-Washing. I don’t know how anecdotal my evidence is, but there may be a tendency in people to overwash. The only things that should be washed after every wear are underwear, cotton shirts, polos and t-shirts. Sweaters need to be washed way less frequently, especially woolen ones. At most once a month. The more you have, the less often you wear them, the more rarely the wash.
For everything that is woolen or higher quality cotton (and that isn’t stained): wash at 30°C and do not dry. Hang if it’s light, lay down on a dry surface or towel if heavy.
Pants should be washed every six months, because they shrink ever so slightly after every wash (but then go back to normal after worn), and lose their dye very fast (it’s hard to fixate, and the cheaper the less fixated). It is part of a pant’s life to fade out, so don’t buy a new one every year; but don’t precipitate it either.
-Cool brands. You want to optimize clothing not by wearing just what good brands make, but by wearing what good brands make… that cool people wear. Good brands make some ugly things: from an economic perspective it makes sense: if someone will only buy from you if you make the ugly thing they want, just make it for them and cash in. Also, when you make one hundred pieces, some will be for older or younger generations, some will be too crazy for you, many will break the rules… So don’t buy just because it’s from a good brand. First, learn what is cool, then buy from the good brands.
Of course, if you have no idea what is cool and don’t even know where to look (give links), then just buying from a brand you know is cool with the rules in mind, even with your bad taste, is a massive head start.
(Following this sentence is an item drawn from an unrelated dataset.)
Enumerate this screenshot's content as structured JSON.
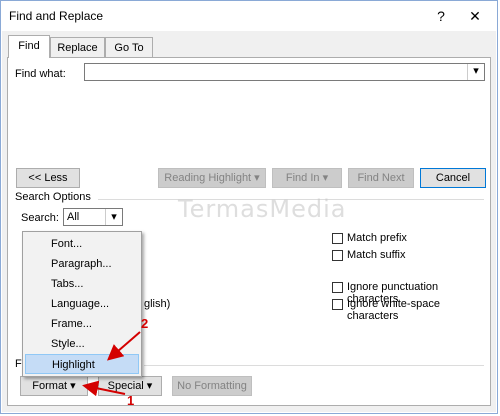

-Consumerism. Sure, don’t be consumerist. Don’t buy and buy and buy. People overestimate how much pleasure goods will bring them. However, there is a very real phenomenon that just happens, and it only does after a nontrivial number of items of clothing bought and time, yet it is pretty sudden: at some point in your dressing ‘journey’, you’ll become well dressed. You’ll more or less always be fashionable, recognized for it, where you go people will assume you’ve always dressed well, and you’ll derive about as much pleasure from it as you derived displeasure from realizing that you still didn’t look good, when you had just bought and worn a new item you liked. That said, I still stand behind the well-hammered philosophy that consists in buying less but better.
Although I recommend BonneGueule for every clothing category, I am in no way related to them. It’s a simple coincidence that they make such amazing clothes and as a blog give so much free value away. I guess this is where giving gets you. If you live outside of France, count 19% off their prices as they (unlike other brands) discount the value tax. If you aren’t in Europe, the price will raise in delivery.
If you live in London and want to pay to spend a day shopping with me; if you want to send me a message about anything; or if you just want to see my irrational lifestyle… head to ig @eaudadrien